= Beginning of Section =

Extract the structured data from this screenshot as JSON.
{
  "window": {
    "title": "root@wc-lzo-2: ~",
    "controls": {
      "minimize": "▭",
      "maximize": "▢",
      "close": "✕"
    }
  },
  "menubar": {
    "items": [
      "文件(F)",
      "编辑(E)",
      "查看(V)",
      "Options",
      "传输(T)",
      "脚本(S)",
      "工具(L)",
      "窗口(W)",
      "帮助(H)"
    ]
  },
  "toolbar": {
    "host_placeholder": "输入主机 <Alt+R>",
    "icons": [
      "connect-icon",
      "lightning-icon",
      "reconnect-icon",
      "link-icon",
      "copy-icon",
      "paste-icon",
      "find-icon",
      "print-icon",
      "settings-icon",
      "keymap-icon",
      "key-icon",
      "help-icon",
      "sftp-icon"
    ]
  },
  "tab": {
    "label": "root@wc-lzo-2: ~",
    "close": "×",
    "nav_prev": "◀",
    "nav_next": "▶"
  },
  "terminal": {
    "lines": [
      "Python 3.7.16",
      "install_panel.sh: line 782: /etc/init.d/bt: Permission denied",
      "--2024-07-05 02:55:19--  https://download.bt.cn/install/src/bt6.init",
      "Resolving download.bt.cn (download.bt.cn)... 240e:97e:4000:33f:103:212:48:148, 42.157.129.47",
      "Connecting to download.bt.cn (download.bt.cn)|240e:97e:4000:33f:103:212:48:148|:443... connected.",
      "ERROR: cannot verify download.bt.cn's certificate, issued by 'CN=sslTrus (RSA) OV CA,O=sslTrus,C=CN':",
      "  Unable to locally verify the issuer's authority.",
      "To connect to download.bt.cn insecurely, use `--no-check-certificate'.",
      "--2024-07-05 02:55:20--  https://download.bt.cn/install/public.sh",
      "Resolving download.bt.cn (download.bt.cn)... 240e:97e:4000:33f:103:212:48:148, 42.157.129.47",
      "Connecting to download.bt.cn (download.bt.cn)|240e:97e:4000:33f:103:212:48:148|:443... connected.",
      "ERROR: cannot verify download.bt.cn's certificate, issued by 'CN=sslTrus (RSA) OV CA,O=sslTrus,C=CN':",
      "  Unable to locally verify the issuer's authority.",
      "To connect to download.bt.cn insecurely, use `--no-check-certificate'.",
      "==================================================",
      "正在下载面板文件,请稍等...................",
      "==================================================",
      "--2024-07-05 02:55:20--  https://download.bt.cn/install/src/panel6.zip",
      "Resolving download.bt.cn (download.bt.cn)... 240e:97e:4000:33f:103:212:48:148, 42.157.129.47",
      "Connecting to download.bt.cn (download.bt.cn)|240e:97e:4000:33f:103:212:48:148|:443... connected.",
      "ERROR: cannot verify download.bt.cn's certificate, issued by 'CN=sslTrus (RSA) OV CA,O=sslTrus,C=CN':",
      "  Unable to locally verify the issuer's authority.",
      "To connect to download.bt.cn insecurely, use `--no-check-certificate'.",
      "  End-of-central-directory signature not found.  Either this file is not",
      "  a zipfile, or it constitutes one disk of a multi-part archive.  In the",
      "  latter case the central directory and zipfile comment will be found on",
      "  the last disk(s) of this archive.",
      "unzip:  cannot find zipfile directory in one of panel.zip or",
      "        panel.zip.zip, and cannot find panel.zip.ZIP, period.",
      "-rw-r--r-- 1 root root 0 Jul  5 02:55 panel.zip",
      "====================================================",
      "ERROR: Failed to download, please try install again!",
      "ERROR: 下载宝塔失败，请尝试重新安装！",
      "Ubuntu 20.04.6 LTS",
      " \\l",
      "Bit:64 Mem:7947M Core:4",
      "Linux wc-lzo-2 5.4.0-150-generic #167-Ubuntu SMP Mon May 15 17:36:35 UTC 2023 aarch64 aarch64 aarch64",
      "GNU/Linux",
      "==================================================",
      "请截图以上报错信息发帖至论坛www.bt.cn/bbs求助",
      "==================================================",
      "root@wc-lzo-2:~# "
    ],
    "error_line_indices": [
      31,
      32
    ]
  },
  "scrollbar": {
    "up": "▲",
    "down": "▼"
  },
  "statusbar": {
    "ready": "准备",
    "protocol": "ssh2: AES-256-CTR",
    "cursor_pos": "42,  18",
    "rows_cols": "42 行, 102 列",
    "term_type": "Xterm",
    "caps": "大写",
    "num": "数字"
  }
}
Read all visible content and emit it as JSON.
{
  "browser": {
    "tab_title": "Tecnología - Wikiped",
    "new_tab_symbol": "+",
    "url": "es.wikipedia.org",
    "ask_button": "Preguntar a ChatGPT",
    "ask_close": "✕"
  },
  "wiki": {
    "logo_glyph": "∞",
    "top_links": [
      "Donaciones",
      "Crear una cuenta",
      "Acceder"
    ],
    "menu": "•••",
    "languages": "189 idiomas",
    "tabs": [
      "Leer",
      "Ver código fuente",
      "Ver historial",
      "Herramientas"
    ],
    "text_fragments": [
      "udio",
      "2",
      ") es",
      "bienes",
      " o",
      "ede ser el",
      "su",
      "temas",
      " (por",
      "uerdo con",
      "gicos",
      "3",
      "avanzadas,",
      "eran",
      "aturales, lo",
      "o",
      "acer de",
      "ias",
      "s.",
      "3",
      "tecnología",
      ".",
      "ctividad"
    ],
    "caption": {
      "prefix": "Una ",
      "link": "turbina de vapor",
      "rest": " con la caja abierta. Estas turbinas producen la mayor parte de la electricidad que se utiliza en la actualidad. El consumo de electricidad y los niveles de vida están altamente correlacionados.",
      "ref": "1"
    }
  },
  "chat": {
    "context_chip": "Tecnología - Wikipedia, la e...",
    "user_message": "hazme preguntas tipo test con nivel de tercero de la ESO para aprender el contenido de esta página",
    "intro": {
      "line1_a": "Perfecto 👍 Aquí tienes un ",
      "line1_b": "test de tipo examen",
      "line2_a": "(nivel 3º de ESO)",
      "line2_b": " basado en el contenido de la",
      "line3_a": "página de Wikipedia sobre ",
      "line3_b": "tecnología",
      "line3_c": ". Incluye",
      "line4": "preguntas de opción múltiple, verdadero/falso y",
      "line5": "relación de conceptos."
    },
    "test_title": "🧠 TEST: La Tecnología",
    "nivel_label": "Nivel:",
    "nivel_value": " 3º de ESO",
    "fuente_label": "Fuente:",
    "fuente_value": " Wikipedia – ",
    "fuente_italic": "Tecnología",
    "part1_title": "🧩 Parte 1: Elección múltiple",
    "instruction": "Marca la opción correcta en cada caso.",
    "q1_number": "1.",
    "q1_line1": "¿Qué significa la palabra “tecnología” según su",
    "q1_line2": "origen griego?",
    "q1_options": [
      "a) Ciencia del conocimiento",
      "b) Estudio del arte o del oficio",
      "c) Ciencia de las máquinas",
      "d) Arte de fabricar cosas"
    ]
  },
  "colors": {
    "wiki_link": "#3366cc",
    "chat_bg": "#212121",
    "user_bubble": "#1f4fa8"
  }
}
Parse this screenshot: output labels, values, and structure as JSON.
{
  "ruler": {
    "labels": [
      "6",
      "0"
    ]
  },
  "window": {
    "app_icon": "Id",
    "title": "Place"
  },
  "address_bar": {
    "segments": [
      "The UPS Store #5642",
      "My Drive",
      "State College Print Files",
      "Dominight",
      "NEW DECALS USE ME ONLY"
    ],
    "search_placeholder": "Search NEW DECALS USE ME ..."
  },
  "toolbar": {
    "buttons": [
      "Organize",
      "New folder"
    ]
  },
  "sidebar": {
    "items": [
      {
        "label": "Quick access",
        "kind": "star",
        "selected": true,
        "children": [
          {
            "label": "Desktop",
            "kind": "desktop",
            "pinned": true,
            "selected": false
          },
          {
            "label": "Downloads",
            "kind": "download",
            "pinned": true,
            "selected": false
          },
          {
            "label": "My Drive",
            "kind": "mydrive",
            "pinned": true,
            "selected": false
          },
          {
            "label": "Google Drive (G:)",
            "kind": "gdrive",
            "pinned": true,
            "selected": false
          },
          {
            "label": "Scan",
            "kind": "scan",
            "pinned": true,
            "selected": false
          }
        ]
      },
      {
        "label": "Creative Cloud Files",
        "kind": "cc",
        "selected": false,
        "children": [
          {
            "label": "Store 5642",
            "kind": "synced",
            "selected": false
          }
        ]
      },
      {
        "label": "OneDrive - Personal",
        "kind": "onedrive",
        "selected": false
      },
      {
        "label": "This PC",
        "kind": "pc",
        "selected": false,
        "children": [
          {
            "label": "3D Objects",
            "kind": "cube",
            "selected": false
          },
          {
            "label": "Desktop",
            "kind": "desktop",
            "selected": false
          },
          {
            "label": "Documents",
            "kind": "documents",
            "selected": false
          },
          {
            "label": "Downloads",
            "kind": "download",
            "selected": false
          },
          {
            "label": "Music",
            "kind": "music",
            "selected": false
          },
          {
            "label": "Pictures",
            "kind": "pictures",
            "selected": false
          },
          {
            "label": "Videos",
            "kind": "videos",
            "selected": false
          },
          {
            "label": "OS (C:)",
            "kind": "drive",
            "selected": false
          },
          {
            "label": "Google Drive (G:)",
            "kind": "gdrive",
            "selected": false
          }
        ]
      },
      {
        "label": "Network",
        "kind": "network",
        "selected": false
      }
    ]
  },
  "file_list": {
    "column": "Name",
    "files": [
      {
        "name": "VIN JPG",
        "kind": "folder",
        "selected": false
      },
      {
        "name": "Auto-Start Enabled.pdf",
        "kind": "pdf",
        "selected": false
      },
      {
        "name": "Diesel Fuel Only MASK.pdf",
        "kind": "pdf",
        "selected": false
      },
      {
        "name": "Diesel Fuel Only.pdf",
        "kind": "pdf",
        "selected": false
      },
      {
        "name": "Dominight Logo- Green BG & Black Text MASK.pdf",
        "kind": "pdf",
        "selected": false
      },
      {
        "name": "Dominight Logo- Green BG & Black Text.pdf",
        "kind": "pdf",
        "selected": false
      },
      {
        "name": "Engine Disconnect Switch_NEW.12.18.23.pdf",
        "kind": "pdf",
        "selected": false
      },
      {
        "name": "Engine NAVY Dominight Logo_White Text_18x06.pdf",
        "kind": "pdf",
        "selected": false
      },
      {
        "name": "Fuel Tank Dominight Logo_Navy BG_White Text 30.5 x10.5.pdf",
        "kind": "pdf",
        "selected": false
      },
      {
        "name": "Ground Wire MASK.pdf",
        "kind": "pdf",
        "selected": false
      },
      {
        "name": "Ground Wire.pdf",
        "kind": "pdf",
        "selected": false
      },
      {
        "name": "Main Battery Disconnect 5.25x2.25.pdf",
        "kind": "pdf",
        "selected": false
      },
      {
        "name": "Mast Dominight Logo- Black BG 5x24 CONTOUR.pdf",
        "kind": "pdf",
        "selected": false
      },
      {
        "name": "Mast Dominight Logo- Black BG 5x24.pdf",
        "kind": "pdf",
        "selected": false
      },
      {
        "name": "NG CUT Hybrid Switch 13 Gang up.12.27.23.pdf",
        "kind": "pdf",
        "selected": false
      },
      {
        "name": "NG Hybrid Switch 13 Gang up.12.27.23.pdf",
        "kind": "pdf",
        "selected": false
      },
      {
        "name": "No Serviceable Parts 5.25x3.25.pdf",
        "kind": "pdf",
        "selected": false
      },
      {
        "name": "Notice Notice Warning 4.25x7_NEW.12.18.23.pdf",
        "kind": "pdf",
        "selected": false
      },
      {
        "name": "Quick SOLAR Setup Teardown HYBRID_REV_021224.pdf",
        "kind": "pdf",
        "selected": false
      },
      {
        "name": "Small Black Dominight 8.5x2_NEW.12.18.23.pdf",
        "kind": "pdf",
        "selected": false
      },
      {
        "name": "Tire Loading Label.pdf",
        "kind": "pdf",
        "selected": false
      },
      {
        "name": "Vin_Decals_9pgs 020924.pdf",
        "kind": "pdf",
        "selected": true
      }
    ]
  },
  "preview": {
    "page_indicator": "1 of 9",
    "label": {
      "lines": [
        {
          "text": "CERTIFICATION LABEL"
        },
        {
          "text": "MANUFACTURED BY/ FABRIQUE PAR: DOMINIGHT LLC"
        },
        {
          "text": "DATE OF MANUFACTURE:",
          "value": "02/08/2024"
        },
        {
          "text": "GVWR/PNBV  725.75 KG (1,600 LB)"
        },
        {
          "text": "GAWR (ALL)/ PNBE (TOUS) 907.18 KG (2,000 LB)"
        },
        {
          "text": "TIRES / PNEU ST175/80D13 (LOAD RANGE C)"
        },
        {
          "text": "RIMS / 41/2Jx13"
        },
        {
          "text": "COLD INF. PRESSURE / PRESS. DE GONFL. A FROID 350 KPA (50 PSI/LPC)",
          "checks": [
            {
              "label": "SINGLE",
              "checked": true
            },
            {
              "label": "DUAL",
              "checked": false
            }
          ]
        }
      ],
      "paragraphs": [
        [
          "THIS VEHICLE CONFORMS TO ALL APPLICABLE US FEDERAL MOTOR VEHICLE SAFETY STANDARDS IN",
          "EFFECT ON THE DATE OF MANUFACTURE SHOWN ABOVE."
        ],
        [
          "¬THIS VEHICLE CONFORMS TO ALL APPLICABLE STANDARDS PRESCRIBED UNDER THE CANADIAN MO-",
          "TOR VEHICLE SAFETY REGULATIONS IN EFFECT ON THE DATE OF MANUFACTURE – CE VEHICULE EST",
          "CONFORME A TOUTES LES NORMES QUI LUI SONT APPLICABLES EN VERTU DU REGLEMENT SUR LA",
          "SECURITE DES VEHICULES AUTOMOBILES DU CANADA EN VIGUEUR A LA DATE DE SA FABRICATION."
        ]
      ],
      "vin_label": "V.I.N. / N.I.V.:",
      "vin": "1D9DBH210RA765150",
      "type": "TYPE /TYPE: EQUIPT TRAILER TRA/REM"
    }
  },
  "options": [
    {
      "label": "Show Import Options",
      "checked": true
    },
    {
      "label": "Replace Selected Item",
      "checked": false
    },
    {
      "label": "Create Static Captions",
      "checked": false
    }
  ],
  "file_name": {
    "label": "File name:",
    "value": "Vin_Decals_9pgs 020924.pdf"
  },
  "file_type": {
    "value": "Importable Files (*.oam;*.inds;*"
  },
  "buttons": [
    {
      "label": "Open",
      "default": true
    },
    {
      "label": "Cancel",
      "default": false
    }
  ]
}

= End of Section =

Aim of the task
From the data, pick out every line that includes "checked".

Written answer
              "checked": true
              "checked": false
      "checked": true
      "checked": false
      "checked": false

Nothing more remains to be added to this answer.